“Israeli men up to the age of 50 are obliged to do one month’s reserve service every year. â€˜The civilian,â€™ Yigael Yadin, an early Israeli chief of staff, said, â€˜is a soldier on 11 monthsâ€™ annual leave.â€™ For the Israeli media there is no leave.”
The big bailout
Krugman writes that the big bailout for financial institutions is coming. Once again taxpayers are going to be stuck with the tab of failed government oversight.
“The U.S. savings and loan crisis of the 1980s ended up costing taxpayers 3.2 percent of G.D.P., the equivalent of $450 billion today. Some estimates put the fiscal cost of Japan’s post-bubble cleanup at more than 20 percent of G.D.P. â€” the equivalent of $3 trillion for the United States. If these numbers shock you, they should. But the big bailout is coming. The only question is how well it will be managed.”
Gretchen Morgenson, Assistant Business and Financial editor at NYT, – argues the Bear bailout is costly and unwarranted.
“WHAT are the consequences of a world in which regulators rescue even the financial institutions whose recklessness and greed helped create the titanic credit mess we are in?”
“But why save Bear Stearns? The beneficiary of this bailout, remember, has often operated in the gray areas of Wall Street and with an aggressive, brass-knuckles approach. Until regulators came along in 1996, Bear Stearns was happy to provide its balance sheet and imprimatur to bucket-shop brokerages like Stratton Oakmont and A. R. Baron, clearing dubious stock trades.
And as one of the biggest players in the mortgage securities business on Wall Street, Bear provided munificent lines of credit to public-spirited subprime lenders like New Century (now bankrupt). It is also the owner of EMC Mortgage Servicing, one of the most aggressive subprime mortgage servicers out there.”
Barack Obama on race in America
Obama has delivered probably the best speech that on race in well over forty years.
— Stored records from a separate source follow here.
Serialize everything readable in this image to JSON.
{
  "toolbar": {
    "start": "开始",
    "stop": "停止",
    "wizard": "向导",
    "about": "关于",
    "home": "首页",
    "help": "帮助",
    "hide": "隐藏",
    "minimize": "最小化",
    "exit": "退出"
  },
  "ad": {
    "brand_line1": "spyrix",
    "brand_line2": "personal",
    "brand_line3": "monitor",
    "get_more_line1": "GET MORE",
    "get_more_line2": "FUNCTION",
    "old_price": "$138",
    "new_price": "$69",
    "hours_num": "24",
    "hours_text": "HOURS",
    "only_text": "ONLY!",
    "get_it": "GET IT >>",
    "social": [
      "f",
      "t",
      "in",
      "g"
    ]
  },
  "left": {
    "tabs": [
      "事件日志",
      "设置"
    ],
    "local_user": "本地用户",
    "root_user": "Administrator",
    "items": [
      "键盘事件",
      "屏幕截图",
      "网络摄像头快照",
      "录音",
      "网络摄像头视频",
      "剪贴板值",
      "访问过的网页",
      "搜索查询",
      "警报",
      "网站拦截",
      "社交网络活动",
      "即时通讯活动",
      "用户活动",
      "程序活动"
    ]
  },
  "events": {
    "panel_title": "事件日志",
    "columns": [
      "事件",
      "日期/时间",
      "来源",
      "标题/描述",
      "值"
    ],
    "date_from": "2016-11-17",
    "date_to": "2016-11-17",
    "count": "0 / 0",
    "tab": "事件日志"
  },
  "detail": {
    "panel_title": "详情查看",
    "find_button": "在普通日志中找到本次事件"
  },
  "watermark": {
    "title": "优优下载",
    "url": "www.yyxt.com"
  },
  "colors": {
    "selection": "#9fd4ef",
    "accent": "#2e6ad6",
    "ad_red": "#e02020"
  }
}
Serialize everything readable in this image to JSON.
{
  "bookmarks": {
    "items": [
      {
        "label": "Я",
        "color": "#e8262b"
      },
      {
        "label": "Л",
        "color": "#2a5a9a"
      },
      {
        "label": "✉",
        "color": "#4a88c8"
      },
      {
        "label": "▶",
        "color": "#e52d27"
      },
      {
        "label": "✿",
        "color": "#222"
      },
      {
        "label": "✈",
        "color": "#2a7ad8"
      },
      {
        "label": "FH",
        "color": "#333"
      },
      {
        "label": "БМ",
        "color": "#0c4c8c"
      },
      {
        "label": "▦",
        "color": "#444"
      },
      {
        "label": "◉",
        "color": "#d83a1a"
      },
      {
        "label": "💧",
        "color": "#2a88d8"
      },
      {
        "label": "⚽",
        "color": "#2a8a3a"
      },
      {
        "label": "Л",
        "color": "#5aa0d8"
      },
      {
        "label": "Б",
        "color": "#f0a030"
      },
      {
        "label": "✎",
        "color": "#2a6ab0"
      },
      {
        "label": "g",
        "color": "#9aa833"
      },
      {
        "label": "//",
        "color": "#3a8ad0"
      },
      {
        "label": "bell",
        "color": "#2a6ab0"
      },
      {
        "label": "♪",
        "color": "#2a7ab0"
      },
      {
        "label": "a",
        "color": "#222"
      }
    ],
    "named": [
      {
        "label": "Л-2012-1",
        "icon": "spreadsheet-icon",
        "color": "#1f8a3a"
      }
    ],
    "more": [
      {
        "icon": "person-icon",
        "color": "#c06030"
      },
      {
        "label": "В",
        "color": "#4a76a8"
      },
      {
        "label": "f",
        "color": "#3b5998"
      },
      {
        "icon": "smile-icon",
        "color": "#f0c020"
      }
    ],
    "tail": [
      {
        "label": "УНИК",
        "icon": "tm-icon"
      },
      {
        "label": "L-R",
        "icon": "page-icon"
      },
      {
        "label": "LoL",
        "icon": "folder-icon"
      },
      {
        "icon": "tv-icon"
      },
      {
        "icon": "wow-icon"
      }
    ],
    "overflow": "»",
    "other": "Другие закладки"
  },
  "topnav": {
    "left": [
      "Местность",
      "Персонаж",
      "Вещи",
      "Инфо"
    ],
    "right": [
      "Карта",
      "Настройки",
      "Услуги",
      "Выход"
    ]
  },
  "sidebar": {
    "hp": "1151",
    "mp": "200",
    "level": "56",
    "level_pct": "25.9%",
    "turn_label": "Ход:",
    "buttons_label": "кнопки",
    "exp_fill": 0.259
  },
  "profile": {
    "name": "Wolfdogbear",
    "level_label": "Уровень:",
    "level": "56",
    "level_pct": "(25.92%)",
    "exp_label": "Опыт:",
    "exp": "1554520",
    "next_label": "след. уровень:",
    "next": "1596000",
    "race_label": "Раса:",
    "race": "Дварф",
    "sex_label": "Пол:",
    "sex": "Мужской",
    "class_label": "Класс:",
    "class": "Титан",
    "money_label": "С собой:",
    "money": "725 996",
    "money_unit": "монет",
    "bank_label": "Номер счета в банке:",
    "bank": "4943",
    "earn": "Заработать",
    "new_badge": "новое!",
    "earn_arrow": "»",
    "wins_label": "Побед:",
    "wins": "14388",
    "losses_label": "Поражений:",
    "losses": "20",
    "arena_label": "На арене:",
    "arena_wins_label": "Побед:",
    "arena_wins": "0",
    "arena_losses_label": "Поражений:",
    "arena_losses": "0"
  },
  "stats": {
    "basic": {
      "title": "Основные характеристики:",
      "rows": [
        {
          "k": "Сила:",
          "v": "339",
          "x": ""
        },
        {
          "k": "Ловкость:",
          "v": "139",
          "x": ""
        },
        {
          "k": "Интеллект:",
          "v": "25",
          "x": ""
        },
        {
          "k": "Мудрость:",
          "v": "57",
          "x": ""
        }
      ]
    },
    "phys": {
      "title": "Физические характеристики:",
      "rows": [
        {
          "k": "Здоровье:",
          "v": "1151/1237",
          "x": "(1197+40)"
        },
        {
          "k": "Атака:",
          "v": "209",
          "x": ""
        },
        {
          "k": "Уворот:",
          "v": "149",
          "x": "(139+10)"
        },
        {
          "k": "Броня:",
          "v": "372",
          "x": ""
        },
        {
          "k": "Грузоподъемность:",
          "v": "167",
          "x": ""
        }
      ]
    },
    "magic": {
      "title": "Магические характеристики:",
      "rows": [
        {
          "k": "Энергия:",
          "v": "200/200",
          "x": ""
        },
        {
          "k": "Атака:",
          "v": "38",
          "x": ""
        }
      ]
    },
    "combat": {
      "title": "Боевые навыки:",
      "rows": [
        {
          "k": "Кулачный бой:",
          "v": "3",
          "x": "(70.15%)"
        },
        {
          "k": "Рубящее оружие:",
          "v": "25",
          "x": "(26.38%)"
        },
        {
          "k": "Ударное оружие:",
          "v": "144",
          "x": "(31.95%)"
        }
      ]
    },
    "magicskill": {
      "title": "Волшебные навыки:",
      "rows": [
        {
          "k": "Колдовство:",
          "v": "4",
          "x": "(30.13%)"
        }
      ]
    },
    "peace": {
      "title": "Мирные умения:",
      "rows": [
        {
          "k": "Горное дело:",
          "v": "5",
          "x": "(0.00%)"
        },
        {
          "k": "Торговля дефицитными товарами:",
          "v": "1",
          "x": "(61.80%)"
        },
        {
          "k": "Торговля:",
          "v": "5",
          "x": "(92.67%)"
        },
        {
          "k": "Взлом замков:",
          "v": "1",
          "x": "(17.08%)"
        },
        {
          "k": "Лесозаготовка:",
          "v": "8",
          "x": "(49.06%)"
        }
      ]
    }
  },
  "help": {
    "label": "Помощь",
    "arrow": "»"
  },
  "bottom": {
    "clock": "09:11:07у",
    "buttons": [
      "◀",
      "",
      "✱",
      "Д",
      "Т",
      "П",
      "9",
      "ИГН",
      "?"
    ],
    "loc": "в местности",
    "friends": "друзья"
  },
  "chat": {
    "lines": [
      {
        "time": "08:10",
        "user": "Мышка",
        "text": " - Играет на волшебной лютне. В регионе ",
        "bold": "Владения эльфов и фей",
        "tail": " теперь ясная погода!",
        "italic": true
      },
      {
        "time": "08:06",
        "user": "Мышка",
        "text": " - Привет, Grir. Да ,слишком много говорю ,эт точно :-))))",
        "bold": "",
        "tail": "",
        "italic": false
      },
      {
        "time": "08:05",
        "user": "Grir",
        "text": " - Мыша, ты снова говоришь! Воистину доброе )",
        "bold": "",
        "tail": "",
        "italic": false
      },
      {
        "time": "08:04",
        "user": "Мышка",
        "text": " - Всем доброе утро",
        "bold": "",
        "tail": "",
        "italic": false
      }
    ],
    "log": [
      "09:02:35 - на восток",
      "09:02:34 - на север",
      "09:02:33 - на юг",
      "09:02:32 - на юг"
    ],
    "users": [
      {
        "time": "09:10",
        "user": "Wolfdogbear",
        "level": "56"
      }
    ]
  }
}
Read it in full.(pdf)
Wasteful spending on anti-terrorism efforts
“First, the number of lives lost or ruined by transnational terrorism is rather minor compared with other challenges considered by the Copenhagen Consensus. On average only 420 people are killed and another 1249 are injured each year from transnational terrorist attacks. Nevertheless, the public in rich countries views transnational terrorism as one of the greatest threats. This is rather ironic since over 30,000 people die on US highways annually, yet highway safety is not as much of a public concern.
Second, protective or defensive counterterrorism measures may merely deflect attacks to softer targets. For example, the installation of metal detectors in airports in January 1973 decreased skyjackings, but increased kidnappings and other hostage missions; the fortifications of US embassies reduced embassy assaults, but increased assassinations of diplomatic officials (Enders
and Sandler, 1993, 2006a). Unlike other challenges, countermeasures may have unintended harmful consequences: strong offensive measures against terrorists can lead to backlash attacks as new grievances are created.
Third, guarding against transnational terrorism can utilize resources at an alarming rate without greatly reducing the risks. In contrast, terrorists require moderate resources to create great anxiety in a targeted public.
Fourth, transnational terrorism poses a real dilemma for liberal democracies: responding too fully compromises democratic principles and gains support for the terrorists, whereas responding too meekly loses constituency support and exposes the government’s failure to protect lives and property (Wilkinson, 1986, 2001). Thus, government actions can become the root of future attacks.”
From: Sandler, Arce, and Enders article: Transnational Terrorism (pdf) [Copenhagen Consensus]
Economist article on the study: Most anti-terrorist spending is wasteful, claims a new study